Should any such movement be in progress, as a native mutiny anywhere would indicate, our position, though much better than in 1857, is not altogether satisfactory. We have at least 63,000 effective Europeans in India against 18,000 in 1857, and not more than 130,000 regular native troops against more than double that number. The artillery is European, the great arsenals are carefully watched, and the officials know precisely what a mutiny means. Above all, we have a Commander-in-Chief who can command, for whether Sir W. Mansfield was right or wrong about his pickles, no- body questions his soldiership or his military capacity. On the other hand, we have scattered in every district of India hun- dreds of armed men, most of them old sepoys, under the name of military police, out of the reach of Europeans, and in districts to which it would take artillery weeks or months to penetrate. We have a population in Bengal distressed by the amazing rise of prices,—a rise which in the East threatens a new famine, —and in the North-West full of the dreadful recollections of 1857, an era from which Hindoostanees date, as Frenchmen do from the Revolution. A successful rising in any one place would call armies from the ground, armies at least as efficient as any troops we possess, except our costly "Europeans." And, finally, we should not have the Sikhs. If they did not mutiny the regiments would obey orders, but we certainly should not be again aided by that uprising of an entire people -which, in 1857, enabled Sir John Lawrence to maintain

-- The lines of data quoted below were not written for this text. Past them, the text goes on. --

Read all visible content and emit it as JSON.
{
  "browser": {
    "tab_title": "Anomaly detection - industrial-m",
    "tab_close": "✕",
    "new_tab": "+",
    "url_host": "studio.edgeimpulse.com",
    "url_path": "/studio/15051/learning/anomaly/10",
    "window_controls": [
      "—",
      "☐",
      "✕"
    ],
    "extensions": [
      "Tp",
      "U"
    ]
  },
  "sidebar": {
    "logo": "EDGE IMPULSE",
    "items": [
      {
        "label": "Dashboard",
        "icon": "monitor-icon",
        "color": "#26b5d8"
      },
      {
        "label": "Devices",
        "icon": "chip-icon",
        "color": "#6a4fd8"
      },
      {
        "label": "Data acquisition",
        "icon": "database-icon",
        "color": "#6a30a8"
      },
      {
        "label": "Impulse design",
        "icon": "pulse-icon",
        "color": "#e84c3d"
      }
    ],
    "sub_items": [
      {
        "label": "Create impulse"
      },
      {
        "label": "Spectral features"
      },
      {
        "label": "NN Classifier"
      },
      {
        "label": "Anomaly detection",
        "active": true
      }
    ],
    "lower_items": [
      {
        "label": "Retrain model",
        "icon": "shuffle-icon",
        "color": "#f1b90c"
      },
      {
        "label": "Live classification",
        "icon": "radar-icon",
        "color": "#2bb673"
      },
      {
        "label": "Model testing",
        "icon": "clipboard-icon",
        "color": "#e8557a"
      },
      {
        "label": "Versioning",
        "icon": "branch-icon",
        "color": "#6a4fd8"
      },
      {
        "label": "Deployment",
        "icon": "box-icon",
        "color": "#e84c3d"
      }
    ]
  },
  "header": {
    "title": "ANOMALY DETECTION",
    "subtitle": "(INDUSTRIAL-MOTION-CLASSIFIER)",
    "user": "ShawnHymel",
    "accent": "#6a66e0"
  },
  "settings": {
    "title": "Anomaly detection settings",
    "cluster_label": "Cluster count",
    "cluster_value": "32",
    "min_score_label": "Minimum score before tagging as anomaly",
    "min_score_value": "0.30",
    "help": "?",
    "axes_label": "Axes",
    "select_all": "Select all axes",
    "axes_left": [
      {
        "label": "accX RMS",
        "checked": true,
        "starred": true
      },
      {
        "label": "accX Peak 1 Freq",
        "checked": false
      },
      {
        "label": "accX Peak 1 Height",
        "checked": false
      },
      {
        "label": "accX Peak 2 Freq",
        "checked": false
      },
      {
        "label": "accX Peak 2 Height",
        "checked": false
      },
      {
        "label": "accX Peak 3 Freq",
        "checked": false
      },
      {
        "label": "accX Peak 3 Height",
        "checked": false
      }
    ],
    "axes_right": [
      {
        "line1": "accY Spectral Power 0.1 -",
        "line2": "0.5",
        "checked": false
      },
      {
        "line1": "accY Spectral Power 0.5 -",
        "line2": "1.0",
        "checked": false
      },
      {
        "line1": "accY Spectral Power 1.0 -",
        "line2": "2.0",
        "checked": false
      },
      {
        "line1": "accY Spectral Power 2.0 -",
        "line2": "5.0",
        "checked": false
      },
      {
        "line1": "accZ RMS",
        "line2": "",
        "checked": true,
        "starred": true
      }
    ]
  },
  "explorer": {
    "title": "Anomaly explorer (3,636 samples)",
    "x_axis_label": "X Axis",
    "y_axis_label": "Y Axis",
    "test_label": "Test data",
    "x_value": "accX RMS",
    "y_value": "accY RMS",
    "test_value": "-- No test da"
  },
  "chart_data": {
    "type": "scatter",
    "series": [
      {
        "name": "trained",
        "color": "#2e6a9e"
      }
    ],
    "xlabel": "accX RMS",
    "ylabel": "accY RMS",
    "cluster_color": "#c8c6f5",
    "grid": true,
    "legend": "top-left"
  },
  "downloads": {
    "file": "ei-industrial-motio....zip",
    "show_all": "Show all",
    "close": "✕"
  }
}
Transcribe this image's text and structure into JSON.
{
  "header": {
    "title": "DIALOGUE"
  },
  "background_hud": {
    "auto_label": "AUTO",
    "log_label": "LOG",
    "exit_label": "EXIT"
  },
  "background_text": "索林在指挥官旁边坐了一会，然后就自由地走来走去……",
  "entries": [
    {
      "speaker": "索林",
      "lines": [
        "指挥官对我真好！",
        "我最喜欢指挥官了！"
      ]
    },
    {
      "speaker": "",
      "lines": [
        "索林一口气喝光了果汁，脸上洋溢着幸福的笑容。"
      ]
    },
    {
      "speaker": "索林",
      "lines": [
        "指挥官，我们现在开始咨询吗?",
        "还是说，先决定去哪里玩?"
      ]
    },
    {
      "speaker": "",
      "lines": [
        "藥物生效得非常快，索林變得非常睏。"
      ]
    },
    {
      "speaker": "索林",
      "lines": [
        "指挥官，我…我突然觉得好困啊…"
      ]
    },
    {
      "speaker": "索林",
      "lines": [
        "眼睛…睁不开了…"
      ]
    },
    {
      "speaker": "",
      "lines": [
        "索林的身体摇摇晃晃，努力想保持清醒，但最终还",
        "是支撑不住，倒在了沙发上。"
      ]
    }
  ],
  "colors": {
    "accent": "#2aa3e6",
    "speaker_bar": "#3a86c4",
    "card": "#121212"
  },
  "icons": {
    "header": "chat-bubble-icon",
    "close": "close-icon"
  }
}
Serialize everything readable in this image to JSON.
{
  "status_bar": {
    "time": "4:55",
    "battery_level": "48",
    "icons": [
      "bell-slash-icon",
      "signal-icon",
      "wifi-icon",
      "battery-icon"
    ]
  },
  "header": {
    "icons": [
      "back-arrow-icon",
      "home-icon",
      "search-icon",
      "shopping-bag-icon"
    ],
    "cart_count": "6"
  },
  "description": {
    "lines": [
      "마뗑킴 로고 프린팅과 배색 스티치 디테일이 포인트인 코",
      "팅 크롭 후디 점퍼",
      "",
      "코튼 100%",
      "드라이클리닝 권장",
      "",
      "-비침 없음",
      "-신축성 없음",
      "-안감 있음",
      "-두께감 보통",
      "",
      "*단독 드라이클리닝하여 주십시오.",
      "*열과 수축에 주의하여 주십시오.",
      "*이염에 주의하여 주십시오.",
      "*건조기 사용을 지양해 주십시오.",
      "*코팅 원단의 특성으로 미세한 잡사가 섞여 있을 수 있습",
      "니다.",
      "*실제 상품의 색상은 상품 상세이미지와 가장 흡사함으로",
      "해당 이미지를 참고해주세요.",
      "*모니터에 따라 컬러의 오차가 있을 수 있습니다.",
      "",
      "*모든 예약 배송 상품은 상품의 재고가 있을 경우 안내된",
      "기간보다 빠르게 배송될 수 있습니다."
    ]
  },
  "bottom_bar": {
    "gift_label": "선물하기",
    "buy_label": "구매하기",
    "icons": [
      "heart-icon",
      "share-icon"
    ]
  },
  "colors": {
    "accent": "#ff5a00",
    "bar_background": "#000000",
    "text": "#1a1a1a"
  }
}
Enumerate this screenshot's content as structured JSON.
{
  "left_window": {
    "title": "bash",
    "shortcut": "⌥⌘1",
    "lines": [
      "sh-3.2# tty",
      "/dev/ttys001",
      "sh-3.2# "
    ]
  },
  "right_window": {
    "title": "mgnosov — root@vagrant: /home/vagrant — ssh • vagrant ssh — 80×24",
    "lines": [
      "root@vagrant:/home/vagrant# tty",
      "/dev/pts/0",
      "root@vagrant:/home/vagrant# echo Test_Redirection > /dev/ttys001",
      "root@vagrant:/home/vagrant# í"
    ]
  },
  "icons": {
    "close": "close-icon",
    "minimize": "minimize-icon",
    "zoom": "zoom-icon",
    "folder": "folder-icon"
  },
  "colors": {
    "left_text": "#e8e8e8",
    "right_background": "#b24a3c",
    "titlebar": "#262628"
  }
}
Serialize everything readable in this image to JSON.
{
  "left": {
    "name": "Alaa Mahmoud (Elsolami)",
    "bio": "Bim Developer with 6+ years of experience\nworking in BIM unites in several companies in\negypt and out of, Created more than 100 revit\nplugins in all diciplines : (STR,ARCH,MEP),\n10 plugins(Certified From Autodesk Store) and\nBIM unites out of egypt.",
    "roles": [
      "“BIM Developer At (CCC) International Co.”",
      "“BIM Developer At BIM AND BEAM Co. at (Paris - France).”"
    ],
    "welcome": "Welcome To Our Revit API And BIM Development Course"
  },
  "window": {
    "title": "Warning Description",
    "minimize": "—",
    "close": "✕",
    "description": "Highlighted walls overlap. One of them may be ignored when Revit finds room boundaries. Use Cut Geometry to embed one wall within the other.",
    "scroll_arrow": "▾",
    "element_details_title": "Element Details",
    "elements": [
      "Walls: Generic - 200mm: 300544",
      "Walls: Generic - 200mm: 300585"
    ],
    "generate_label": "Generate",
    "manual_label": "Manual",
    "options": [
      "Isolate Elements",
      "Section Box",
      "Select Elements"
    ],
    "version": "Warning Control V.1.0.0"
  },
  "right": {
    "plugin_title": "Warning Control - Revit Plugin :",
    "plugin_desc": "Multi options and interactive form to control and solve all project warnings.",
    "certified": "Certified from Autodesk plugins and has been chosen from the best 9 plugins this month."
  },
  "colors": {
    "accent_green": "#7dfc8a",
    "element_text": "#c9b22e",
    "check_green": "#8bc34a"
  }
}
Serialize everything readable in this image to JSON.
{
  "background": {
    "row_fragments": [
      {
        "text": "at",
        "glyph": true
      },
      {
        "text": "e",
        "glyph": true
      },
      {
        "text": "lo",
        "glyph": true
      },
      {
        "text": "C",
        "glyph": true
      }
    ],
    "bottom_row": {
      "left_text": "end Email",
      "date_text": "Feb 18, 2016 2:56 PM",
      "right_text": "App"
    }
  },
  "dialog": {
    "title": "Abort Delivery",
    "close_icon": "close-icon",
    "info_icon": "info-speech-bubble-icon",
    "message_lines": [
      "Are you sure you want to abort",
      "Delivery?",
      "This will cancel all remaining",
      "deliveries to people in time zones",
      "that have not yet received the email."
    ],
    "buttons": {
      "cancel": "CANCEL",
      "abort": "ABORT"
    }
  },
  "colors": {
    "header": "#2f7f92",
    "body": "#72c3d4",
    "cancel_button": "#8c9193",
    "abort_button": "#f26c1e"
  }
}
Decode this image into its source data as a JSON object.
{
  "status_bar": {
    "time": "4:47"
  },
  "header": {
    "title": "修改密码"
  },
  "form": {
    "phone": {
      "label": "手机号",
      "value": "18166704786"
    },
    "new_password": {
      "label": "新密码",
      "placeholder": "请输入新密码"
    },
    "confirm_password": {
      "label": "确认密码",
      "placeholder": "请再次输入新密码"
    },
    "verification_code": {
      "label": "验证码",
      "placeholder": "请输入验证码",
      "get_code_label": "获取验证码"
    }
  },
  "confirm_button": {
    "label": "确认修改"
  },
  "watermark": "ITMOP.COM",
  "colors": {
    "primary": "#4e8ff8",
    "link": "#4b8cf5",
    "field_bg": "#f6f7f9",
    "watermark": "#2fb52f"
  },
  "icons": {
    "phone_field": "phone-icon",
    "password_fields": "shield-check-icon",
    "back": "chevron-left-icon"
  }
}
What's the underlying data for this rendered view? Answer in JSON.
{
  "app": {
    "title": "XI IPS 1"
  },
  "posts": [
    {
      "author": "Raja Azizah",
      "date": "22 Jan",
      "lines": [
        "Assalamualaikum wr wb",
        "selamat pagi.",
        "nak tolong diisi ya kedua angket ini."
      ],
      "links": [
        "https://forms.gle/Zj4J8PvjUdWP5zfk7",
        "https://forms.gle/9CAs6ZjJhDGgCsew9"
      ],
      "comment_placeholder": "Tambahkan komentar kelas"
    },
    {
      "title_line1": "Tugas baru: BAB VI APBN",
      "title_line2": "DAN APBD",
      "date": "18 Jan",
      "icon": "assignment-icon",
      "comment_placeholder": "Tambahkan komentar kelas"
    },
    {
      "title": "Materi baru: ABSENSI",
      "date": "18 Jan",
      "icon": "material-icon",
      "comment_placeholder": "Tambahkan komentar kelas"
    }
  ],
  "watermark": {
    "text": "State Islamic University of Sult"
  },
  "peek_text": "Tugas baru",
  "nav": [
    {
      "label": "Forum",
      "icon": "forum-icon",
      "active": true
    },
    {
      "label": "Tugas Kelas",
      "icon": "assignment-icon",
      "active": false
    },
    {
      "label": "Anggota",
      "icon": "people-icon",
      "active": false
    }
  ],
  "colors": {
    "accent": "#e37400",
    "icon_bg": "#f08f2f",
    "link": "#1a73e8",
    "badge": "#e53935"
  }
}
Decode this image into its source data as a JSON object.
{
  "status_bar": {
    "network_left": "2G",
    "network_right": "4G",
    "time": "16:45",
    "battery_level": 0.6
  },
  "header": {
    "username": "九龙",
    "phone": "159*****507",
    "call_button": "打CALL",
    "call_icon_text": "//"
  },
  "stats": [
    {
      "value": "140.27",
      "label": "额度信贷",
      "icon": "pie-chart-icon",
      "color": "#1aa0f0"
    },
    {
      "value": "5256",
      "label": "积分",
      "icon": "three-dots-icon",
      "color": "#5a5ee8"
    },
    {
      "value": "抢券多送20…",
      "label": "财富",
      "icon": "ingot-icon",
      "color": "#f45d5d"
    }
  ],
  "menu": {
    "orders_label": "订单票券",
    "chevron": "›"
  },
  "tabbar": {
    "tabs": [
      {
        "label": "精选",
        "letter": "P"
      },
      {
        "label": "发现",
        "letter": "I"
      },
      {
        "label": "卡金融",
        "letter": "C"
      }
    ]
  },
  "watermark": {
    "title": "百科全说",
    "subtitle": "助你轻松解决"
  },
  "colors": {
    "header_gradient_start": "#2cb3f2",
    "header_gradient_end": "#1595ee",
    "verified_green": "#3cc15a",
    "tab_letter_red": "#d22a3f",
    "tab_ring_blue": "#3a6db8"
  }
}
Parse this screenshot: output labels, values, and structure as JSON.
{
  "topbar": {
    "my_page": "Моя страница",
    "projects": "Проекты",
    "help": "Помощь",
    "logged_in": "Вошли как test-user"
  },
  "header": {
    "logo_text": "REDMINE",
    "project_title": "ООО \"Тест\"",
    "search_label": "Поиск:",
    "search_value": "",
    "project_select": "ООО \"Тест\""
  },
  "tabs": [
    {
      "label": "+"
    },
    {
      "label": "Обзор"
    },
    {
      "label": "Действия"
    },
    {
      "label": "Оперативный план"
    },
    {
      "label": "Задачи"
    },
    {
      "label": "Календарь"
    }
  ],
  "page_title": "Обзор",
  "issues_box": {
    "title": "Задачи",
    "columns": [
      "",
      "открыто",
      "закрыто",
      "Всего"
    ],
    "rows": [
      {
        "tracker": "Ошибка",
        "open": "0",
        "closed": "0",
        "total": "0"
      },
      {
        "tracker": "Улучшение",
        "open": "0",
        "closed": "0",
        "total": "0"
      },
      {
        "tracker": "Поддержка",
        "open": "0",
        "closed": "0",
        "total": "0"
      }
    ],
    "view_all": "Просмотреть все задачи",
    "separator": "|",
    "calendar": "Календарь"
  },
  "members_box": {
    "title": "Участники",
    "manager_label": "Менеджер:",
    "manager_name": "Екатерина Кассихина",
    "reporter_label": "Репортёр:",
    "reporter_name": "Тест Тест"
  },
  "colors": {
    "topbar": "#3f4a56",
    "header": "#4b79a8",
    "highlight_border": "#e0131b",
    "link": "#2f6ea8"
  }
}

.J himself for five months without funds or communication with the sea, which gave us, in fact, a new army as powerful and as acclimatized as the one which had revolted. They have paid off their old score with the Padishahs ; they know well, too well, that failing us, they are the inevitable lords of India ; and at the best they will wait quietly and see.

The telegram of Wednesday may have meant a Portuguese riot or a new insurrection of India, and it was like London not to care one jot which, and go out contentedly to decide its bets.